O’Brien is semi-retired now, in private practice as a criminal defense attorney. Before spending nine years as a Cook County Judge he spent about a dozen years as a Cook County prosecutor, rising up to deputy chief of the criminal bureau overseeing hundreds of prosecutors.
“Without being immodest, I think I have more experience, and an ability to do this job, which [Foxx] doesn’t seem capable of doing,” O’Brien said in an interview following the event at the church.
O’Brien acknowledged that the failure of police to solve the majority of violent crimes limits what prosecutors can charge, but he believes the state’s attorney’s office could help detectives by being more aggressive and agreeing to take on more violent crime prosecutions.

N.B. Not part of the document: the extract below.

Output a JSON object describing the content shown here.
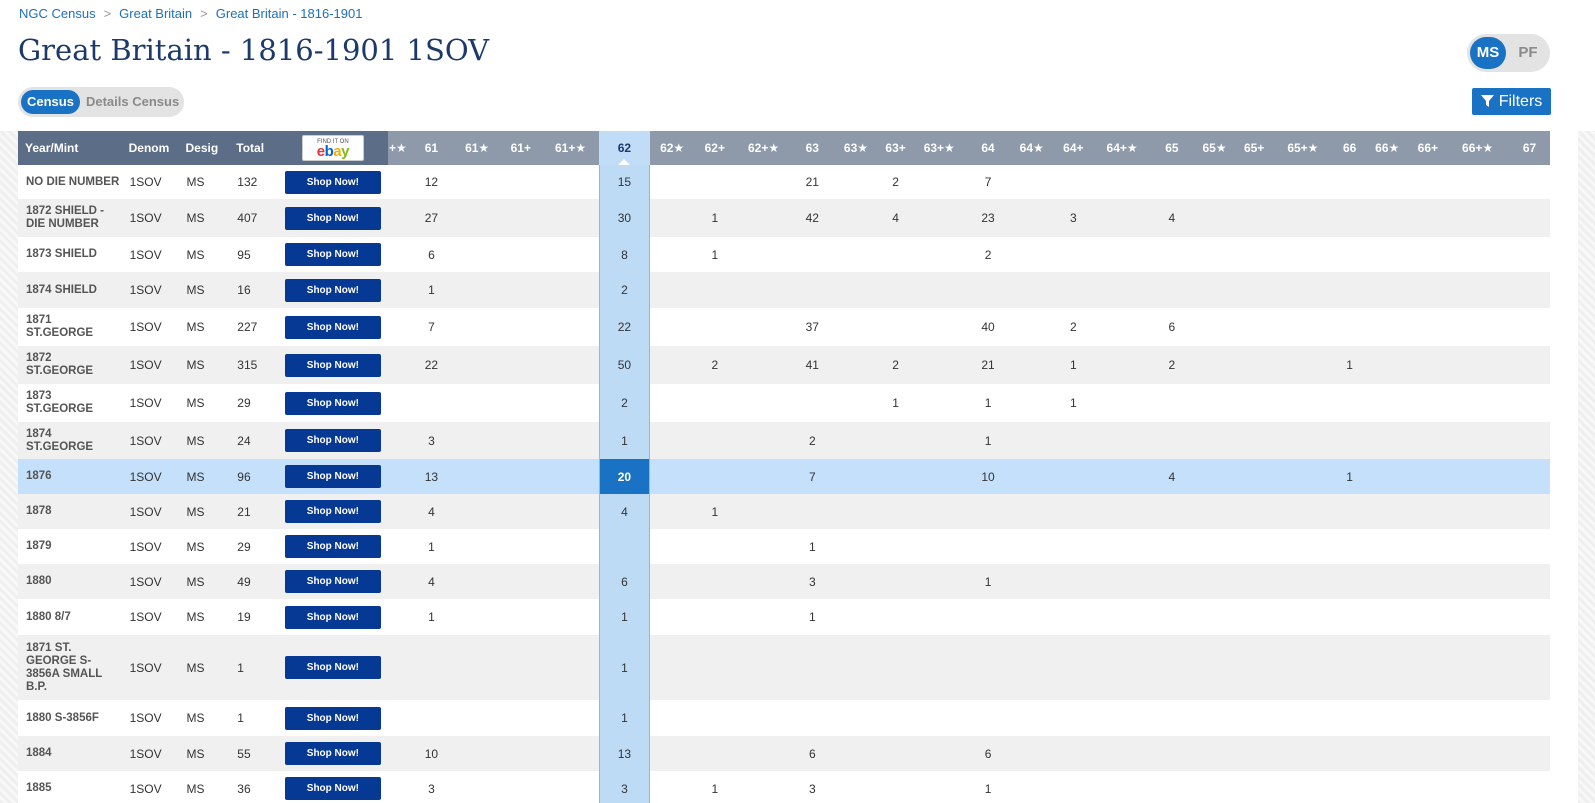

Foxx does reject some of the cases brought to her office by police. Last year, WBEZ examined murder cases in particular but didn’t find any significant difference in how often Foxx’s office rejected cases compared to her predecessor, Anita Alvarez.
But O’Brien insisted on a common complaint: that Foxx has instructed the people below her to only take on slam dunk cases.
“The state’s attorney is looking for cases that, quite frankly, for the most part aren’t there,” O’Brien said. “One witness, who is a good witness, can convict a person on a murder. I don’t think she’s doing that. I don’t think she’s taking those cases.”
Foxx said “people should be appalled” to hear O’Brien talk about taking risks on violent crime prosecutions “by ignoring evidence and facts and the law.”
Foxx said her office has an ethical obligation to only bring cases when evidence supports the charges beyond a reasonable doubt. She said O’Brien’s approach is what led to Chicago being dubbed as “the false confession capital” of the U.S. by CBS News.
In 1988, O’Brien won the conviction of four teenagers for the murder of medical student Lori Roscetti. Thirteen years after the convictions, DNA evidence proved their innocence.
Foxx points to those wrongful convictions, and more than 20 others that took place when O’Brien was in charge of the criminal bureau, as proof that O’Brien’s approach ends with innocent people behind bars.
“He speaks without apology for his role in the corruption of our criminal justice system,” Foxx said.
O’Brien countered those examples with the current state of gun violence in Chicago, where shootings and murders are up 50% compared to 2019. He said Foxx’s approach has left the community feeling unsafe.
“She believes that criminal justice reform is the sole goal of her office,” he said.
Foxx said there’s no evidence that her policies have caused the surge in violence.
“Mr. O’Brien comes from an era in the office where anything went. … You know, ‘Throw everyone in jail and that will make us feel safer,’ ” Foxx said. “The biggest difference between Mr. O’Brien and I is that I know that the policies of the past did not make us safer.”
There are big differences between the way O’Brien and Foxx see the role of the state’s attorney and the current state of the criminal justice system. But in their interviews with WBEZ, both candidates ended up using almost the exact same phrase to describe their policy positions.
“I believe that criminal justice reform and prosecuting violent criminals go hand-in-hand,” said O’Brien.
“I believe justice reform and public safety must go hand-in-hand,” was Foxx’s version.
Obviously, the differences between them are deeper than sound bites.
Foxx has refused to participate in any more debates with her challenger, something that might have allowed voters to see those differences on full display and make a more informed choice between them.
Foxx said it’s because, in previous forums, O’Brien has resorted to lies and name-calling.
O’Brien’s campaign said Foxx is ducking debates because she can’t defend her record.
Libertarian candidate Brian Dennehy is also running for Cook County State’s Attorney.